If you live n the UK, why would you be looking for a US carrier?
T-Mobile is a German company, owned by Deutsche Telecom, I believe. They have customers all over Europe, as well as in the US.
You're right of course. My original description of finalizers was rather simplistic. The best advice I can give to new Java developers (or C# developers, come to think of it), is to completely avoid using finalizers to dispose of non-memory resources such as file streams, sockets and database connections. It's just too easy to introduce bugs this way, and they're often the type of bug that's hard for a new developer to track down the cause.
There are two common alternatives to using finalizers. The first is to avoid retaining references to non-memory resources, wherever possible. As bckrispi mentioned above, it's good practice to close sockets and file streams as soon as you've finished with them (or in the case of database connections, relinquish then to a common pool).
The second is to expose lifecycle management methods on your class, typically by providing a close() or dispose() method, which passes the responsibility of lifecycle management to the code using your class.
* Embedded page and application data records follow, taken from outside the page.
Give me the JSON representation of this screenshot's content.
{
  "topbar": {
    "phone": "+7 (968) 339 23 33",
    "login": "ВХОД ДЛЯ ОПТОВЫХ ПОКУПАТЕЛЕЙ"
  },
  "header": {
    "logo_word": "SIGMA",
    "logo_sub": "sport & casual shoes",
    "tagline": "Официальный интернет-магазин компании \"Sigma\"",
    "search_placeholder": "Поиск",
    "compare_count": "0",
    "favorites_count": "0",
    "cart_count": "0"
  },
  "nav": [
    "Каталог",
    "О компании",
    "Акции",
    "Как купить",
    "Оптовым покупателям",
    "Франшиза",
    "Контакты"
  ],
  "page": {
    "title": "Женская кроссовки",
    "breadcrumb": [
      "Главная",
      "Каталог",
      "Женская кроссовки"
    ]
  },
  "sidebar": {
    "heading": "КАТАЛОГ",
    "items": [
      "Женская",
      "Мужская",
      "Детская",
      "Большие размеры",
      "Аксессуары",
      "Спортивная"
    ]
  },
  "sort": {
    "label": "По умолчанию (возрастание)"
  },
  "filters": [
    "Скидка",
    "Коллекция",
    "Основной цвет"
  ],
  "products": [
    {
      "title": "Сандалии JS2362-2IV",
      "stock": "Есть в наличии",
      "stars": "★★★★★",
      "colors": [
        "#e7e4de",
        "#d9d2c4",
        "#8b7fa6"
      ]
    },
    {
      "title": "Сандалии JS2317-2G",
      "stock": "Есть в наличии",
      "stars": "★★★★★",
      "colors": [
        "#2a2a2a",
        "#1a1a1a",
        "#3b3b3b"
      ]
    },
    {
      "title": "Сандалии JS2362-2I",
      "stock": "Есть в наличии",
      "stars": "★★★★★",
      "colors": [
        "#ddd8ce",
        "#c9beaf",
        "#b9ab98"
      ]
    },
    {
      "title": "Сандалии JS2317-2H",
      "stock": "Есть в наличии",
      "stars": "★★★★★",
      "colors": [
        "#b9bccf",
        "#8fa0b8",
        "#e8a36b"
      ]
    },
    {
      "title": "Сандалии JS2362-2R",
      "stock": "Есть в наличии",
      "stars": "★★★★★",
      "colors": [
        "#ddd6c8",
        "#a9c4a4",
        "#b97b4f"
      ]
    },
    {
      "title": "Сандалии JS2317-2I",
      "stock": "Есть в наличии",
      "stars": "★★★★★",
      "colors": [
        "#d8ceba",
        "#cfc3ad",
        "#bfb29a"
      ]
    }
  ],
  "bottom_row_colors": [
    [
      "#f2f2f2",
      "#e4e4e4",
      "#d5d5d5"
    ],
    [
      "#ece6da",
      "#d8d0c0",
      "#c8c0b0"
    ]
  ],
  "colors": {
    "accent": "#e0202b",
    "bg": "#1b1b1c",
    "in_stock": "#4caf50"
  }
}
Needless to say, the first option is definitely preferred over the second.
In 15 years of Java and C# coding, I can honestly say that the only time finalizers have been useful is in trying to detect the case where client code hasn't invoked the relevant close() or dispose() method, in order to issue a debug logging call so that this can be trapped, and then make a final attempt to call close() or dispose() within the finalizer and hope for the best.
Where are the calculations that go with a calculated risk?